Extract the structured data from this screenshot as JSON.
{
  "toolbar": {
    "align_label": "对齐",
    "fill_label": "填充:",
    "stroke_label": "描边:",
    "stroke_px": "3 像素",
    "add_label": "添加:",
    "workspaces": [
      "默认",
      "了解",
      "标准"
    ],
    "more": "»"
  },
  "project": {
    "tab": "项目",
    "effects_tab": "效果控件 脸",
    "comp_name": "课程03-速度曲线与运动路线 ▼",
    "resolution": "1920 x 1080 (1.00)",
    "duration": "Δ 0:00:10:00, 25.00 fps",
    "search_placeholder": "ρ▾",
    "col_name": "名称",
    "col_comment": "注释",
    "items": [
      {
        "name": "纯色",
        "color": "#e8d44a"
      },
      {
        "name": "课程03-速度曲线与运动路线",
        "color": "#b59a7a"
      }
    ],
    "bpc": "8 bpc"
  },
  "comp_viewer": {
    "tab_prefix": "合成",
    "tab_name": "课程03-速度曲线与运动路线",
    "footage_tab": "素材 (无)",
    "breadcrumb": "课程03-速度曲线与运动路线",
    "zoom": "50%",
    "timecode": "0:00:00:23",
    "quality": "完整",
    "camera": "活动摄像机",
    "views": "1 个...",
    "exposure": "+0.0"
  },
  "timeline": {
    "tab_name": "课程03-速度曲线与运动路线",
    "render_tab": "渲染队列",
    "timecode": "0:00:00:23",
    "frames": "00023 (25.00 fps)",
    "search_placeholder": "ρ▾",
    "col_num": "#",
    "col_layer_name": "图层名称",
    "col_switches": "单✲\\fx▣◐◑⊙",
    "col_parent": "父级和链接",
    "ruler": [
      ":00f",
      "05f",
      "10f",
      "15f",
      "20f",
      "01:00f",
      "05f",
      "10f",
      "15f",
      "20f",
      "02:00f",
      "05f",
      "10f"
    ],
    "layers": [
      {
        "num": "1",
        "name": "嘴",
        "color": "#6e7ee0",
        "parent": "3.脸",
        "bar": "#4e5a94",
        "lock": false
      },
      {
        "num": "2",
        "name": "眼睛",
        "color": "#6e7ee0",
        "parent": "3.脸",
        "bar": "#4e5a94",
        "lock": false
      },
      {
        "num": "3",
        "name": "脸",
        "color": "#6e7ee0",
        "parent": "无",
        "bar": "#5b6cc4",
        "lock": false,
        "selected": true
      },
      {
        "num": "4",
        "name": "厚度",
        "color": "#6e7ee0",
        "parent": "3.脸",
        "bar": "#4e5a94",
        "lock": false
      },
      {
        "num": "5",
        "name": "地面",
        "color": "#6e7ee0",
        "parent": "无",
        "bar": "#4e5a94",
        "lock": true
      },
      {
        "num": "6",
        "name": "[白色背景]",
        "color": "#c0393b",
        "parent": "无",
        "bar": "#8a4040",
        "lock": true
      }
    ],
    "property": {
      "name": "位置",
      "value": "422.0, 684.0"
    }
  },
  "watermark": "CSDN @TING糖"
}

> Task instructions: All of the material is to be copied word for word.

> Answer for the task:
Extract the structured data from this screenshot as JSON.
{
  "toolbar": {
    "align_label": "对齐",
    "fill_label": "填充:",
    "stroke_label": "描边:",
    "stroke_px": "3 像素",
    "add_label": "添加:",
    "workspaces": [
      "默认",
      "了解",
      "标准"
    ],
    "more": "»"
  },
  "project": {
    "tab": "项目",
    "effects_tab": "效果控件 脸",
    "comp_name": "课程03-速度曲线与运动路线 ▼",
    "resolution": "1920 x 1080 (1.00)",
    "duration": "Δ 0:00:10:00, 25.00 fps",
    "search_placeholder": "ρ▾",
    "col_name": "名称",
    "col_comment": "注释",
    "items": [
      {
        "name": "纯色",
        "color": "#e8d44a"
      },
      {
        "name": "课程03-速度曲线与运动路线",
        "color": "#b59a7a"
      }
    ],
    "bpc": "8 bpc"
  },
  "comp_viewer": {
    "tab_prefix": "合成",
    "tab_name": "课程03-速度曲线与运动路线",
    "footage_tab": "素材 (无)",
    "breadcrumb": "课程03-速度曲线与运动路线",
    "zoom": "50%",
    "timecode": "0:00:00:23",
    "quality": "完整",
    "camera": "活动摄像机",
    "views": "1 个...",
    "exposure": "+0.0"
  },
  "timeline": {
    "tab_name": "课程03-速度曲线与运动路线",
    "render_tab": "渲染队列",
    "timecode": "0:00:00:23",
    "frames": "00023 (25.00 fps)",
    "search_placeholder": "ρ▾",
    "col_num": "#",
    "col_layer_name": "图层名称",
    "col_switches": "单✲\\fx▣◐◑⊙",
    "col_parent": "父级和链接",
    "ruler": [
      ":00f",
      "05f",
      "10f",
      "15f",
      "20f",
      "01:00f",
      "05f",
      "10f",
      "15f",
      "20f",
      "02:00f",
      "05f",
      "10f"
    ],
    "layers": [
      {
        "num": "1",
        "name": "嘴",
        "color": "#6e7ee0",
        "parent": "3.脸",
        "bar": "#4e5a94",
        "lock": false
      },
      {
        "num": "2",
        "name": "眼睛",
        "color": "#6e7ee0",
        "parent": "3.脸",
        "bar": "#4e5a94",
        "lock": false
      },
      {
        "num": "3",
        "name": "脸",
        "color": "#6e7ee0",
        "parent": "无",
        "bar": "#5b6cc4",
        "lock": false,
        "selected": true
      },
      {
        "num": "4",
        "name": "厚度",
        "color": "#6e7ee0",
        "parent": "3.脸",
        "bar": "#4e5a94",
        "lock": false
      },
      {
        "num": "5",
        "name": "地面",
        "color": "#6e7ee0",
        "parent": "无",
        "bar": "#4e5a94",
        "lock": true
      },
      {
        "num": "6",
        "name": "[白色背景]",
        "color": "#c0393b",
        "parent": "无",
        "bar": "#8a4040",
        "lock": true
      }
    ],
    "property": {
      "name": "位置",
      "value": "422.0, 684.0"
    }
  },
  "watermark": "CSDN @TING糖"
}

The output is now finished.